§ Data listing:
⁂

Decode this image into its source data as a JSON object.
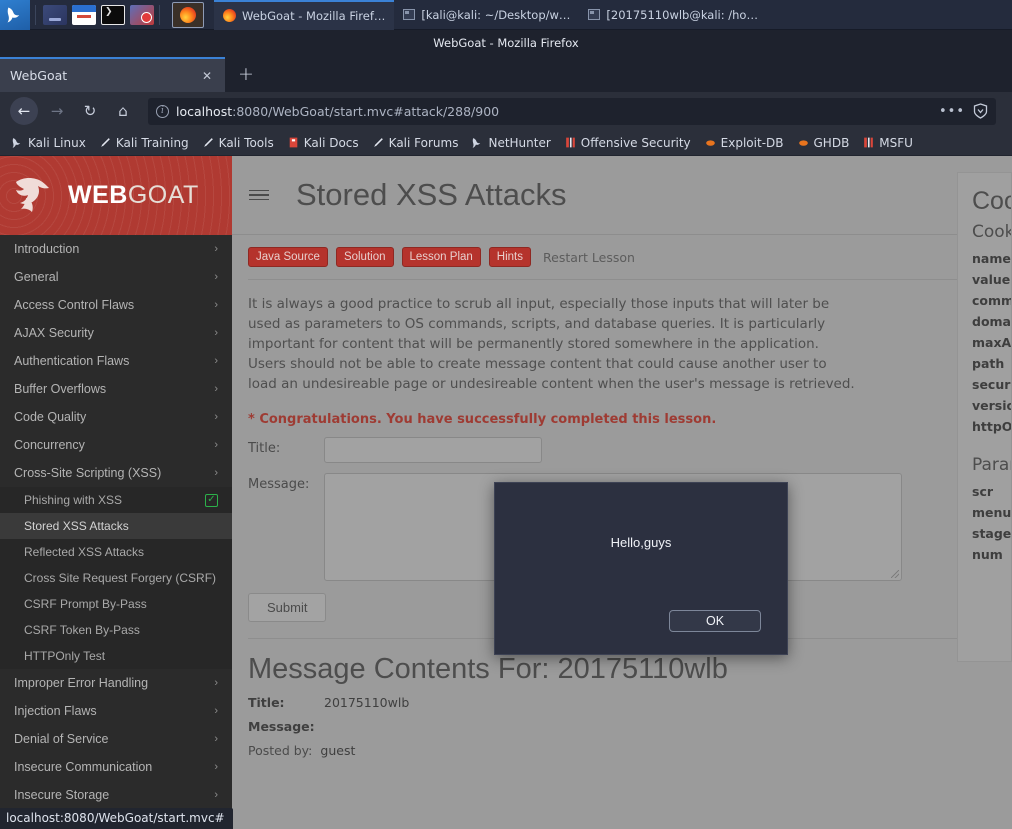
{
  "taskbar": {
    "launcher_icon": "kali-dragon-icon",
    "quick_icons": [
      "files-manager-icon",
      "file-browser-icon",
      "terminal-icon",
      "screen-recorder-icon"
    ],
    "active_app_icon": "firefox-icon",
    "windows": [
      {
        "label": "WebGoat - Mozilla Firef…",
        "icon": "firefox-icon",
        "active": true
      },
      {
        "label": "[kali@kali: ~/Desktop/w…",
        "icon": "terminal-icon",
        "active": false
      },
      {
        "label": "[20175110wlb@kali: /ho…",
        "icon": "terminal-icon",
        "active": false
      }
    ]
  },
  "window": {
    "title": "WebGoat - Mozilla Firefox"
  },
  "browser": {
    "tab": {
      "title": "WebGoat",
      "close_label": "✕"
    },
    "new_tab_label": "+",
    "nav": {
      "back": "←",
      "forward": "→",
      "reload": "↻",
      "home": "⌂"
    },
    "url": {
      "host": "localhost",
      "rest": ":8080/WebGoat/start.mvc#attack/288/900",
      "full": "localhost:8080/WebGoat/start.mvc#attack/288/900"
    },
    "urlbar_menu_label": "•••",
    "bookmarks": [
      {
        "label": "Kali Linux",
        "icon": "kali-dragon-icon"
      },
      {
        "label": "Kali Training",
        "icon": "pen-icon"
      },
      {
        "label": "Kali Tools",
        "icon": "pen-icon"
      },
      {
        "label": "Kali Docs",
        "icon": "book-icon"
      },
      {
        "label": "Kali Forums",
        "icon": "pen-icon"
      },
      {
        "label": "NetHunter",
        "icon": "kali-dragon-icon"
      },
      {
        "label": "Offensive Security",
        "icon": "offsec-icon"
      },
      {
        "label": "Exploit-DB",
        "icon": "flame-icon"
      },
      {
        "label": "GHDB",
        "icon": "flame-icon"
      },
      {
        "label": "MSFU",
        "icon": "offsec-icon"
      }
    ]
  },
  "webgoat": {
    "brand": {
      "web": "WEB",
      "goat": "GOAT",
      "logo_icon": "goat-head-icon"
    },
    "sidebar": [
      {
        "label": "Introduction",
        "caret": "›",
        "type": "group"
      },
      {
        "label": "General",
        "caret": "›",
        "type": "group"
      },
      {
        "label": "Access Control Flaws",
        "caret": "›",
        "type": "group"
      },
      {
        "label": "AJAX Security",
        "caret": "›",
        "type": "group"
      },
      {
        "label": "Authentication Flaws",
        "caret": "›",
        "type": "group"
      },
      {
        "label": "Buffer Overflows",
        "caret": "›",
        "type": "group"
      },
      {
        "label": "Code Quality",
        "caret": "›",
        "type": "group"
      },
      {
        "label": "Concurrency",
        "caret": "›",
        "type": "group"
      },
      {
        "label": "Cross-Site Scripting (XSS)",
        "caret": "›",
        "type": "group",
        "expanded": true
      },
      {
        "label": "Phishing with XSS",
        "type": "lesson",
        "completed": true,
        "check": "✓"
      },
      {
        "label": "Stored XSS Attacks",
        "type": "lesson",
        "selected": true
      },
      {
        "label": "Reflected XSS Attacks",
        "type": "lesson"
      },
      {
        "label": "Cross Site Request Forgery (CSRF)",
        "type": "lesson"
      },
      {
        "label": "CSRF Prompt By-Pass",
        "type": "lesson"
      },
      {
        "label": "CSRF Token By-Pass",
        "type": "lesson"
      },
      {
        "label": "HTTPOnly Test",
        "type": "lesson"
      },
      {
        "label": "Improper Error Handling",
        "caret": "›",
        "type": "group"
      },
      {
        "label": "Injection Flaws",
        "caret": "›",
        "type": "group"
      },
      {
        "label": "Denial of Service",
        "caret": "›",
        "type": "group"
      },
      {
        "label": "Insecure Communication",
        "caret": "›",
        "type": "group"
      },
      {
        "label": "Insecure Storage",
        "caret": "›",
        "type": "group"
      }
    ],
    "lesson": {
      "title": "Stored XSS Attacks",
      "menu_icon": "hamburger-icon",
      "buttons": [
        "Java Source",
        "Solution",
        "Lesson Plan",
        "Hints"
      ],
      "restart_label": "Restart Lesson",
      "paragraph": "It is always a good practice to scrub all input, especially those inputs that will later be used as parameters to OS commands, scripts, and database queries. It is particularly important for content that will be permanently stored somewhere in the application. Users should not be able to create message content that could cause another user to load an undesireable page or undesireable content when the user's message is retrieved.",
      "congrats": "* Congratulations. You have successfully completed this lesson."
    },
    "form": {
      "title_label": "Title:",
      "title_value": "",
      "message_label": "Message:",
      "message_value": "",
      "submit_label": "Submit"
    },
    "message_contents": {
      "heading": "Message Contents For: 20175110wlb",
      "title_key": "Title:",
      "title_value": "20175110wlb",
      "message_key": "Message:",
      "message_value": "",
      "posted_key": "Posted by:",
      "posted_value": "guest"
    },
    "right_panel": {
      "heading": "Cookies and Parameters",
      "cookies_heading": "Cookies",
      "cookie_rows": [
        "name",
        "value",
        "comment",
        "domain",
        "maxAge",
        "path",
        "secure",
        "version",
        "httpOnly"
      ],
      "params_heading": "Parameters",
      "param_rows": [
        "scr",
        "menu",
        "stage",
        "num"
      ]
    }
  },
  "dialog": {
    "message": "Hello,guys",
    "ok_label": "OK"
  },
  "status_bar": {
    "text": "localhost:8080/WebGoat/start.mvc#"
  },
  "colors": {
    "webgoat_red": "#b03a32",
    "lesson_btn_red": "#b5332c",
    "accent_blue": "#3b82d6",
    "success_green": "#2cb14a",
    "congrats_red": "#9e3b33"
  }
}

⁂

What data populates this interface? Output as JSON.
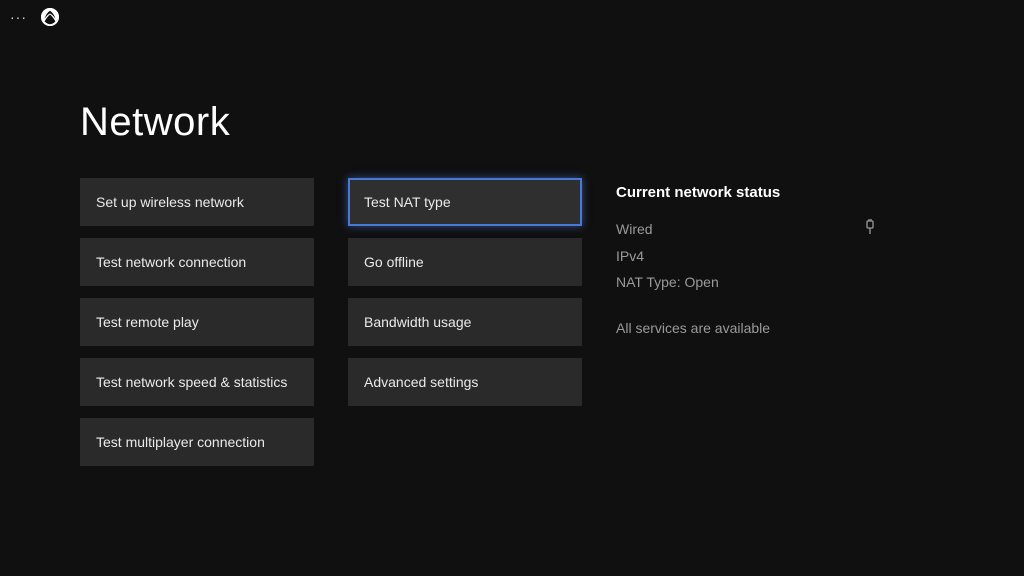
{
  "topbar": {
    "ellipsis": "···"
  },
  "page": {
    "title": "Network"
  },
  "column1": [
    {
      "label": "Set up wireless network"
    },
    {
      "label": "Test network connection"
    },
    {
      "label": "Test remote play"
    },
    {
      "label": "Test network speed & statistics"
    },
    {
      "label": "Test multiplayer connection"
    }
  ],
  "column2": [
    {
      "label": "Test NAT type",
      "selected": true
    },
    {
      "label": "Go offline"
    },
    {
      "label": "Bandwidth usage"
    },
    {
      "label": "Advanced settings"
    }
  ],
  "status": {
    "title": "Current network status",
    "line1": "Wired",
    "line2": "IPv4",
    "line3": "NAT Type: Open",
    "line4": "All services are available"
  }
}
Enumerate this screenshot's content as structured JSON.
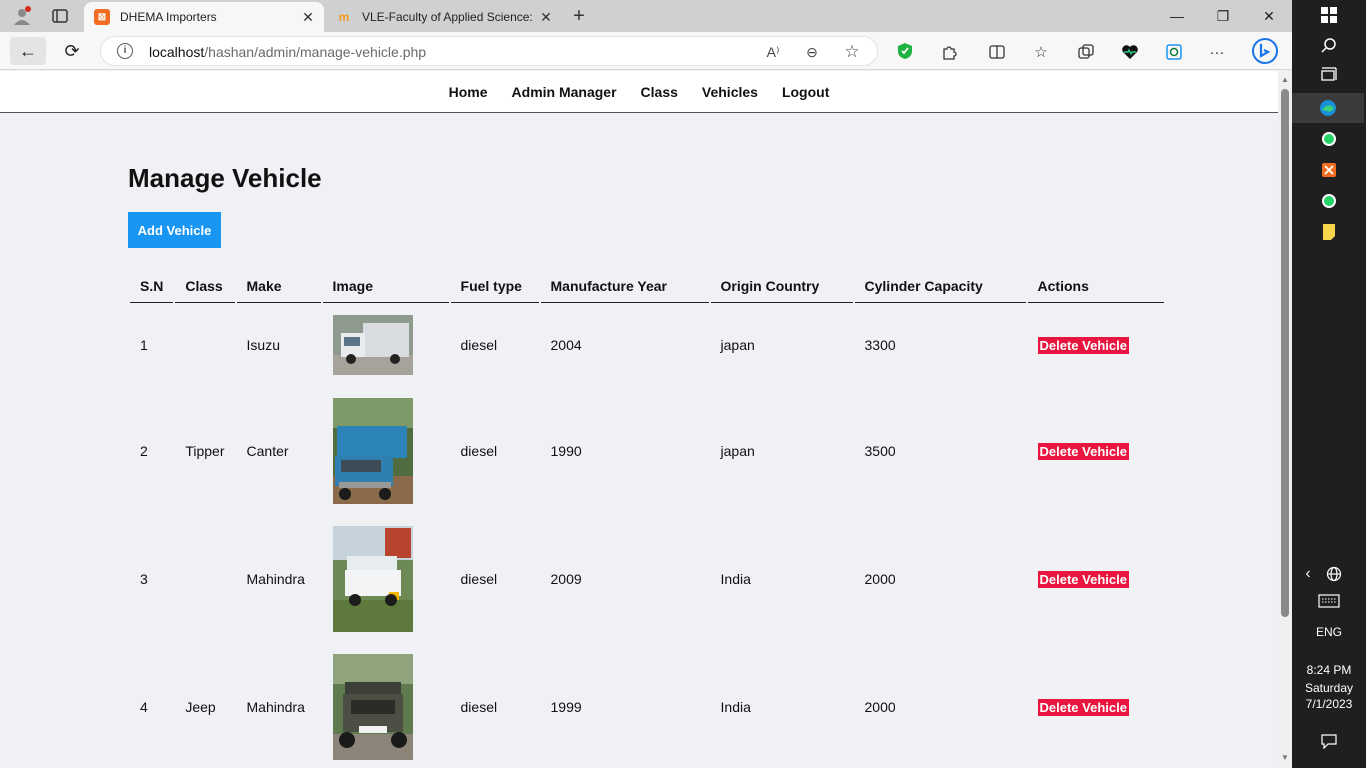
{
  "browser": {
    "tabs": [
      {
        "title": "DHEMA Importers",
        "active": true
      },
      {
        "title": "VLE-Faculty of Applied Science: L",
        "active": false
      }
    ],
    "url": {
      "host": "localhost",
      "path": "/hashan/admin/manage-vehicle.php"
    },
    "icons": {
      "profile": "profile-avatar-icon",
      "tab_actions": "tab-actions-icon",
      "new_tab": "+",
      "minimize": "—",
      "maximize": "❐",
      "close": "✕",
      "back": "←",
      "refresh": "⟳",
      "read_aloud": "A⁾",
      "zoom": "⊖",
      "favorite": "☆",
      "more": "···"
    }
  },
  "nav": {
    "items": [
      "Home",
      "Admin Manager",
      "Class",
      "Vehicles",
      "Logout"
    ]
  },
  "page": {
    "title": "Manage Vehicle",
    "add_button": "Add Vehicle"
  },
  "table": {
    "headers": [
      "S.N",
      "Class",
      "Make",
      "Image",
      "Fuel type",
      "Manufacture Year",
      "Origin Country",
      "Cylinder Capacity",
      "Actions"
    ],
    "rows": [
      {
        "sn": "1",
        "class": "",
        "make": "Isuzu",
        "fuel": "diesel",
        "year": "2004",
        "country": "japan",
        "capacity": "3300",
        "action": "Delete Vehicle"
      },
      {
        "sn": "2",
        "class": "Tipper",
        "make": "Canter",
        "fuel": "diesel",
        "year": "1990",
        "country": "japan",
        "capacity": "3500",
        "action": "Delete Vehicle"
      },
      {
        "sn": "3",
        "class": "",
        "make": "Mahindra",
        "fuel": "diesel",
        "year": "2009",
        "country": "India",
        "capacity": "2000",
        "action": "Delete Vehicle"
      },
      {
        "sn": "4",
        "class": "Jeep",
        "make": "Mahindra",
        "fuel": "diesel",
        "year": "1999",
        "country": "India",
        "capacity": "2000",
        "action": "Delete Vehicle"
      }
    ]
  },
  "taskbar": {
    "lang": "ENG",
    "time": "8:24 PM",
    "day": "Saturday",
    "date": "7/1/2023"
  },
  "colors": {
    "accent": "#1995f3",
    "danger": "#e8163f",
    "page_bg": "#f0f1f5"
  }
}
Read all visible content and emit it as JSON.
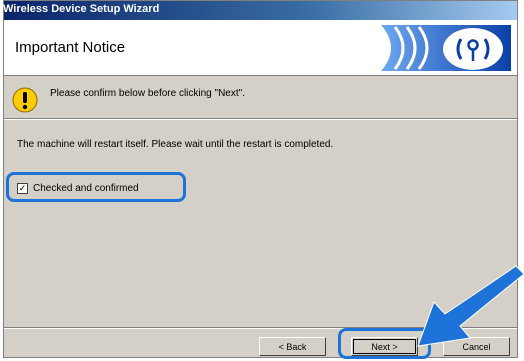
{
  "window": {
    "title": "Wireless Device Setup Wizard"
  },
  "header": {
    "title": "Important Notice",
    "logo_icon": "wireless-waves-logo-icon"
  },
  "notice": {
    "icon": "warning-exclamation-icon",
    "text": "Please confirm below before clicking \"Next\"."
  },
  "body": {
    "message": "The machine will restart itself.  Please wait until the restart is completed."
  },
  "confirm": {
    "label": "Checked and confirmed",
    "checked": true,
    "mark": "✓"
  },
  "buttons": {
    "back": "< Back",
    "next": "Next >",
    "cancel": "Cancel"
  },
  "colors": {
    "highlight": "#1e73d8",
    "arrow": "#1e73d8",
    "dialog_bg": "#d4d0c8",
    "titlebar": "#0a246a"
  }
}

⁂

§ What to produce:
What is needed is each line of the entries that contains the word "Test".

§ Exercise answer:
        "label": "HTTPOnly Test",
      "label": "Test network connection"
      "label": "Test remote play"
      "label": "Test network speed & statistics"
      "label": "Test multiplayer connection"
      "label": "Test NAT type",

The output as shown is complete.